See also, Countdown: Possibility of Blanket Presidential Pardons. On the other hand, the WSJ seems to think that blanket pardons will not be issued. They posit Sweeping Pardons 'Unnecessary':
The White House isn't inclined to grant sweeping pardons for former administration officials involved in harsh interrogations and detentions of terror suspects, according to people familiar with the situation.
Some Republicans have been pushing for President George W. Bush to grant pre-emptive clemency to officials who fear being investigated by Democratic critics. White House officials have countered that such pardons are unnecessary, these people say. The officials point to Justice Department legal opinions that supported the administration's methods of detaining and interrogating terror suspects.
* * * *
Some former Bush administration officials have argued against a blanket pardon for post-9/11 activities, saying it would be tantamount to an admission that the Bush policies weren't legal.
* * * *
Mr. Obama has said he wants quick closure of the detention center at Guantanamo Bay, Cuba, and transition officials have indicated there may be a commission established to study Bush-era terror policies. One criminal investigation is already under way: a Justice Department probe into the destruction of CIA interrogation videotapes.
Attorney General Michael Mukasey, in a speech to a conservative legal group last Thursday, defended past interrogation policies. "Before conducting interrogations, the CIA officials sought the advice of the Department of Justice, and I am aware of no evidence that these DOJ attorneys provided anything other than their best judgment of what the law required," he said.
Mr. Mukasey told members of the Federalist Society that using criminal investigations to examine Bush administration policies would send a harmful message: that officials who "support aggressive counterterrorism policy based on their good faith belief that such a policy is lawful" may one day be prosecuted.
Of course, it's easy for them to take that position since Obama has given strong indications that he has no interest in pursuing the Bush bunch for criminal activities. But there may still be other reasons to act. After all, the Bush Administration has been the most secretive ever. The public has no idea what went on behind those closed doors (we don't even know who went in those doors, since the White House Visitors Log was kept secret). So Bush may still want to go the preemptive pardon route as a means of keeping his conduct hidden.
Based upon the flurry of activity that Bush has engaged in in his last days, such as issuing objectionable regulations, planting conservative career employees in government spots, etc., he could care less what the public would think about him. After all, his popularity is already in the "how low can you go, limbo" stage, so what does he have to lose? He can rationalize (to himself & his increasingly small base) that it was necessary to protect those who acted loyally on his behalf in the service of their country.
But what do I know? Interestingly, P.S. Ruckman at Pardon Power notes, Countdown: CYA Time Approaches:

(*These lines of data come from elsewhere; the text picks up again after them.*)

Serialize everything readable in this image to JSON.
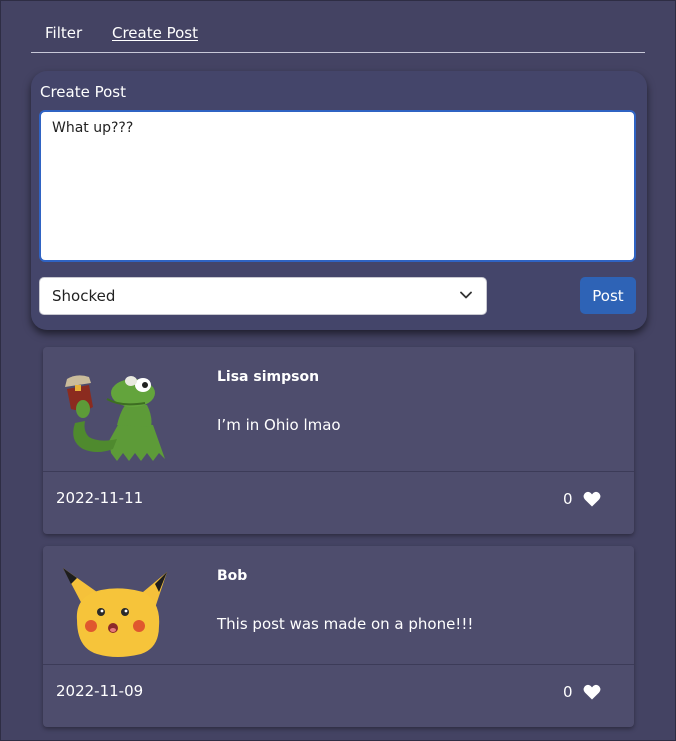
{
  "tabs": [
    {
      "label": "Filter"
    },
    {
      "label": "Create Post"
    }
  ],
  "create_post": {
    "title": "Create Post",
    "text_value": "What up???",
    "mood_selected": "Shocked",
    "post_button": "Post"
  },
  "posts": [
    {
      "author": "Lisa simpson",
      "text": "I’m in Ohio lmao",
      "date": "2022-11-11",
      "likes": "0",
      "avatar_icon": "kermit-tea-icon"
    },
    {
      "author": "Bob",
      "text": "This post was made on a phone!!!",
      "date": "2022-11-09",
      "likes": "0",
      "avatar_icon": "surprised-pikachu-icon"
    }
  ],
  "colors": {
    "background": "#444363",
    "card": "#4e4d6d",
    "accent": "#2e63b6"
  }
}
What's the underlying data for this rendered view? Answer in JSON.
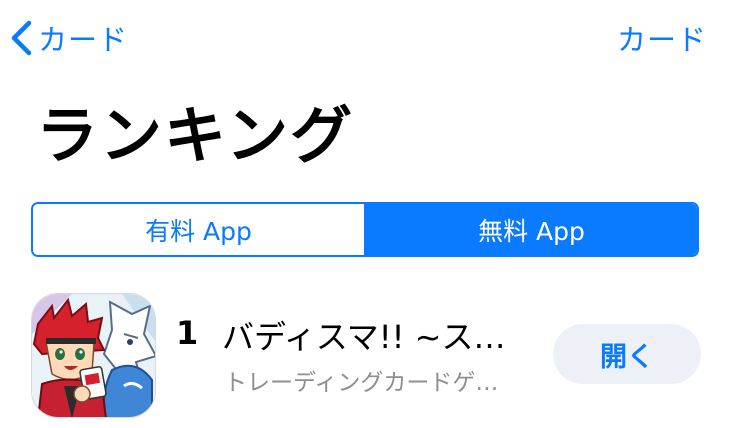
{
  "nav": {
    "back_label": "カード",
    "right_label": "カード"
  },
  "page": {
    "title": "ランキング"
  },
  "segments": {
    "paid": "有料 App",
    "free": "無料 App",
    "selected": "free"
  },
  "ranking": {
    "items": [
      {
        "rank": "1",
        "name": "バディスマ!! ~ス…",
        "category": "トレーディングカードゲ…",
        "button_label": "開く"
      }
    ]
  },
  "colors": {
    "accent": "#0a7aff",
    "button_bg": "#eef0f7",
    "secondary_text": "#8e8e93"
  }
}
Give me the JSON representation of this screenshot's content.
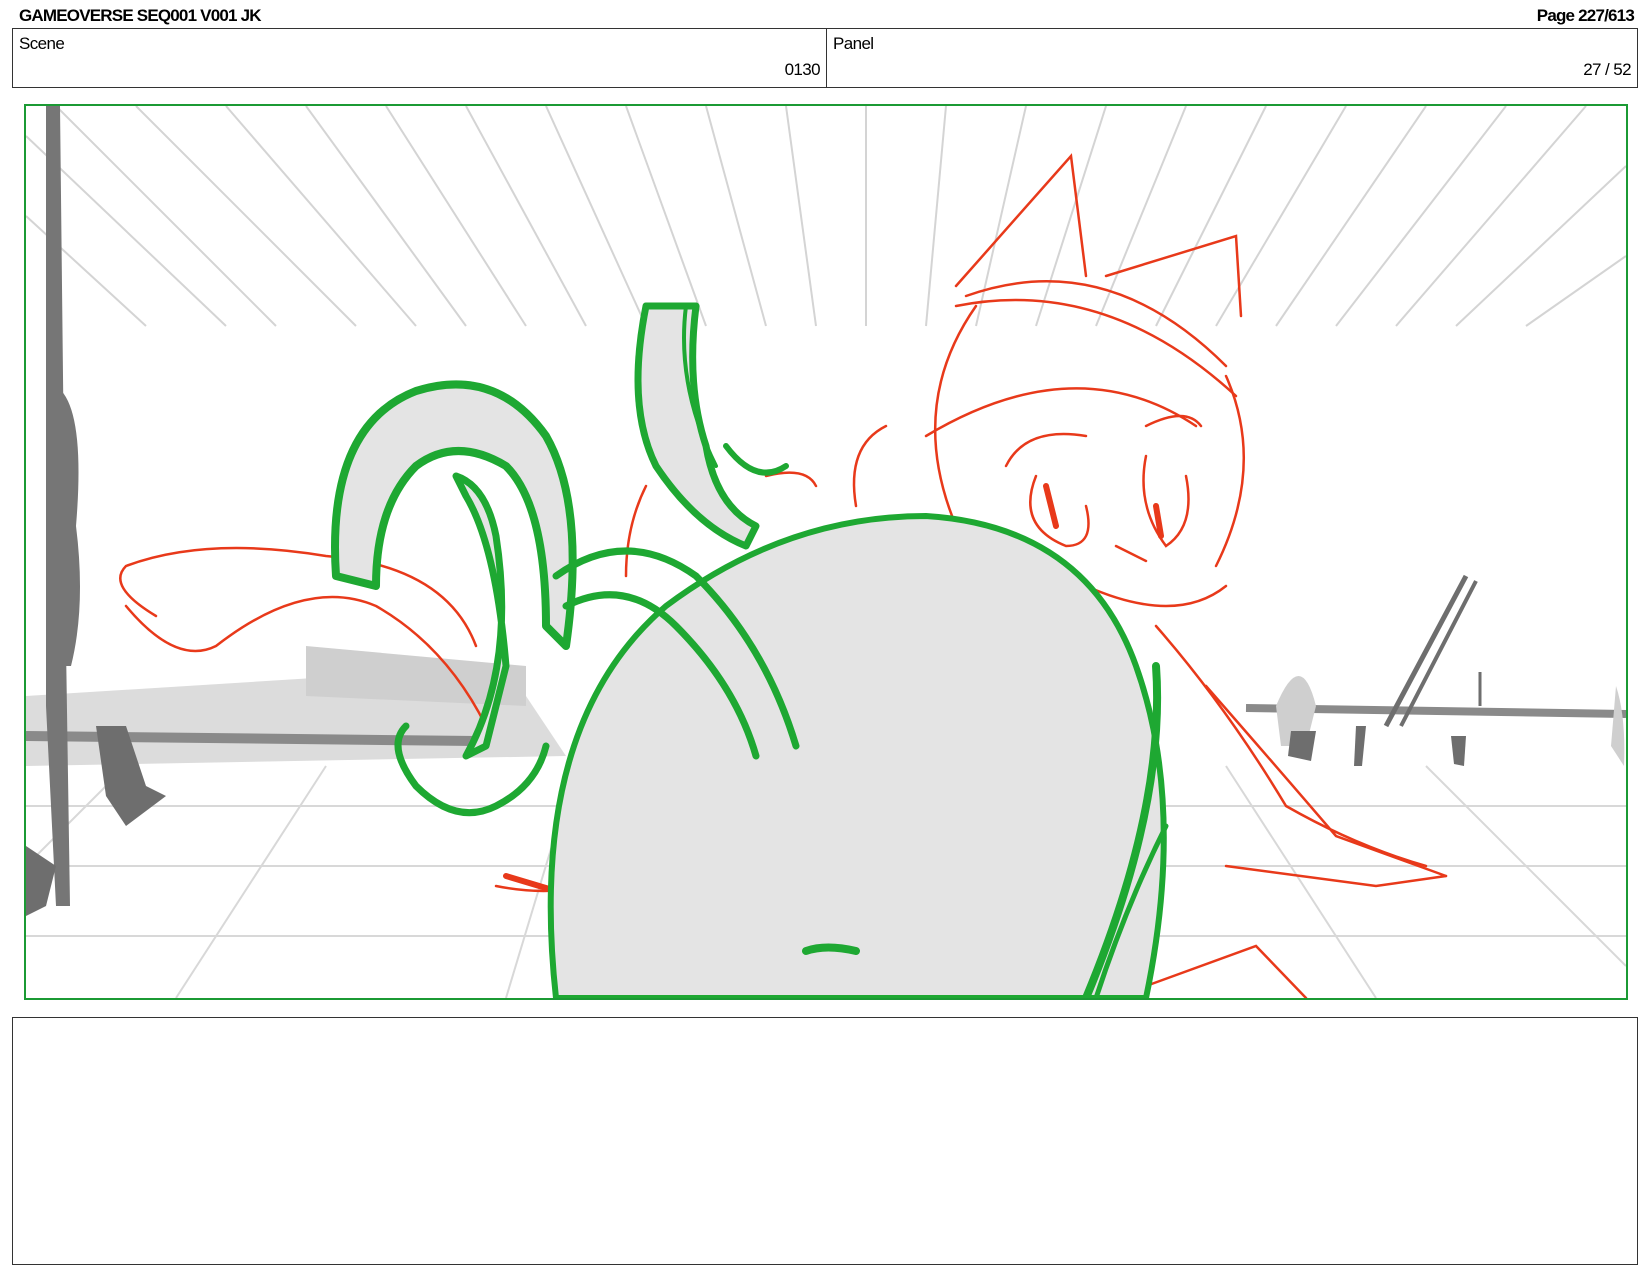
{
  "header": {
    "title": "GAMEOVERSE SEQ001 V001 JK",
    "page": "Page 227/613"
  },
  "info": {
    "scene_label": "Scene",
    "scene_value": "0130",
    "panel_label": "Panel",
    "panel_value": "27 / 52"
  },
  "colors": {
    "frame_border": "#1b9a34",
    "green_lines": "#1ea832",
    "red_lines": "#e8391a",
    "gray_fill": "#e4e4e4",
    "dark_gray": "#6e6e6e",
    "grid": "#d2d2d2"
  },
  "notes": {
    "text": ""
  }
}
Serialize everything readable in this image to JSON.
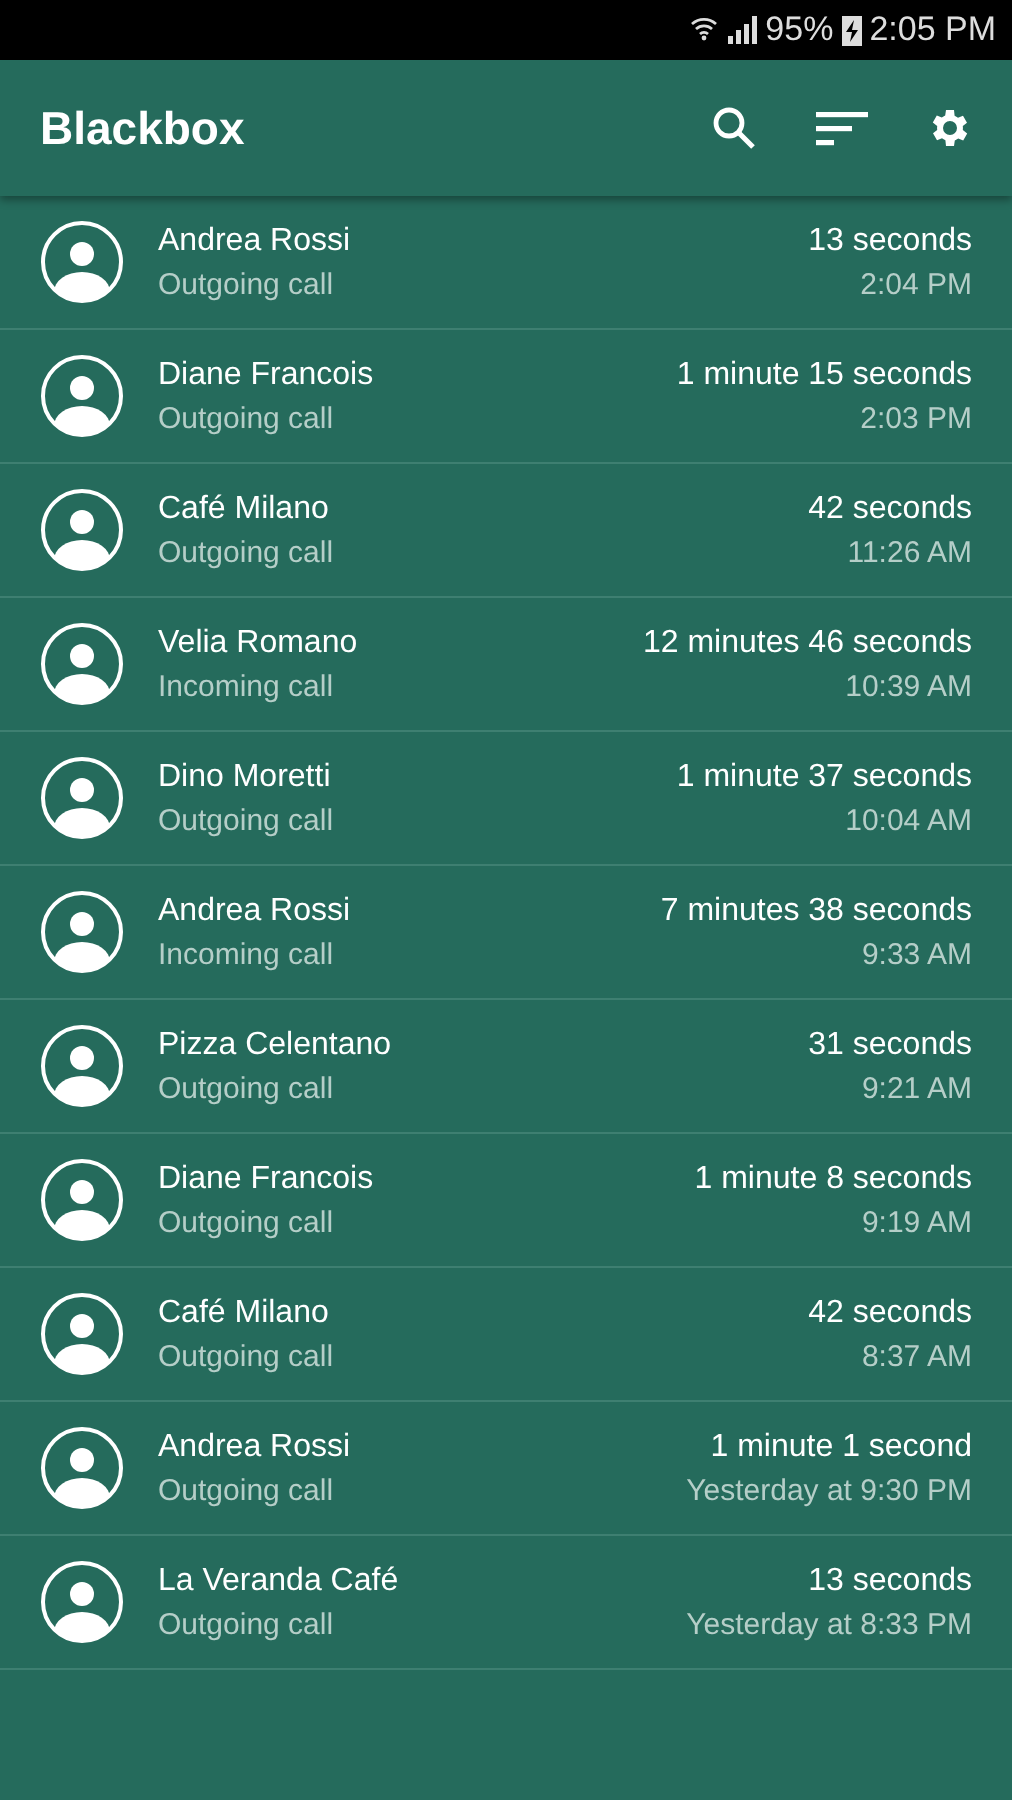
{
  "status_bar": {
    "battery": "95%",
    "time": "2:05 PM"
  },
  "app_bar": {
    "title": "Blackbox"
  },
  "calls": [
    {
      "name": "Andrea Rossi",
      "type": "Outgoing call",
      "duration": "13 seconds",
      "time": "2:04 PM"
    },
    {
      "name": "Diane Francois",
      "type": "Outgoing call",
      "duration": "1 minute 15 seconds",
      "time": "2:03 PM"
    },
    {
      "name": "Café Milano",
      "type": "Outgoing call",
      "duration": "42 seconds",
      "time": "11:26 AM"
    },
    {
      "name": "Velia Romano",
      "type": "Incoming call",
      "duration": "12 minutes 46 seconds",
      "time": "10:39 AM"
    },
    {
      "name": "Dino Moretti",
      "type": "Outgoing call",
      "duration": "1 minute 37 seconds",
      "time": "10:04 AM"
    },
    {
      "name": "Andrea Rossi",
      "type": "Incoming call",
      "duration": "7 minutes 38 seconds",
      "time": "9:33 AM"
    },
    {
      "name": "Pizza Celentano",
      "type": "Outgoing call",
      "duration": "31 seconds",
      "time": "9:21 AM"
    },
    {
      "name": "Diane Francois",
      "type": "Outgoing call",
      "duration": "1 minute 8 seconds",
      "time": "9:19 AM"
    },
    {
      "name": "Café Milano",
      "type": "Outgoing call",
      "duration": "42 seconds",
      "time": "8:37 AM"
    },
    {
      "name": "Andrea Rossi",
      "type": "Outgoing call",
      "duration": "1 minute 1 second",
      "time": "Yesterday at 9:30 PM"
    },
    {
      "name": "La Veranda Café",
      "type": "Outgoing call",
      "duration": "13 seconds",
      "time": "Yesterday at 8:33 PM"
    }
  ]
}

Now, the final days of the Bush administration are here. The storyline is: Bush will grant an unprecedented preemptive blanket turbo pardon of 'war crimes' committed during his administration (and supported by Democratic leaders like Nancy Pelosi, John D. Rockefeller, Bob Graham, etc.). Bush will then pardon the Vice President Dick Cheney. While he is at it, he will then pardon himself. No, no, Bush will resign and then Cheney will pardon Bush. It isn't that this all 'might' happen, or 'could' happen. Oh no. The line is it will 'probably' happen. In fact, the probabilities are so high, none of us should even be surprised when it does happen. I mean, we will act that way, when it happens because righteous indignation plays well to the crowd. But right now, in the calm of reasoned analysis, it is all to be expected. Meanwhile, there are no clemency scholars 'expecting' any of this. No, not even one.Luckily, either way, we'll have the answer to this in only a day from now. Because that's when George will be gone.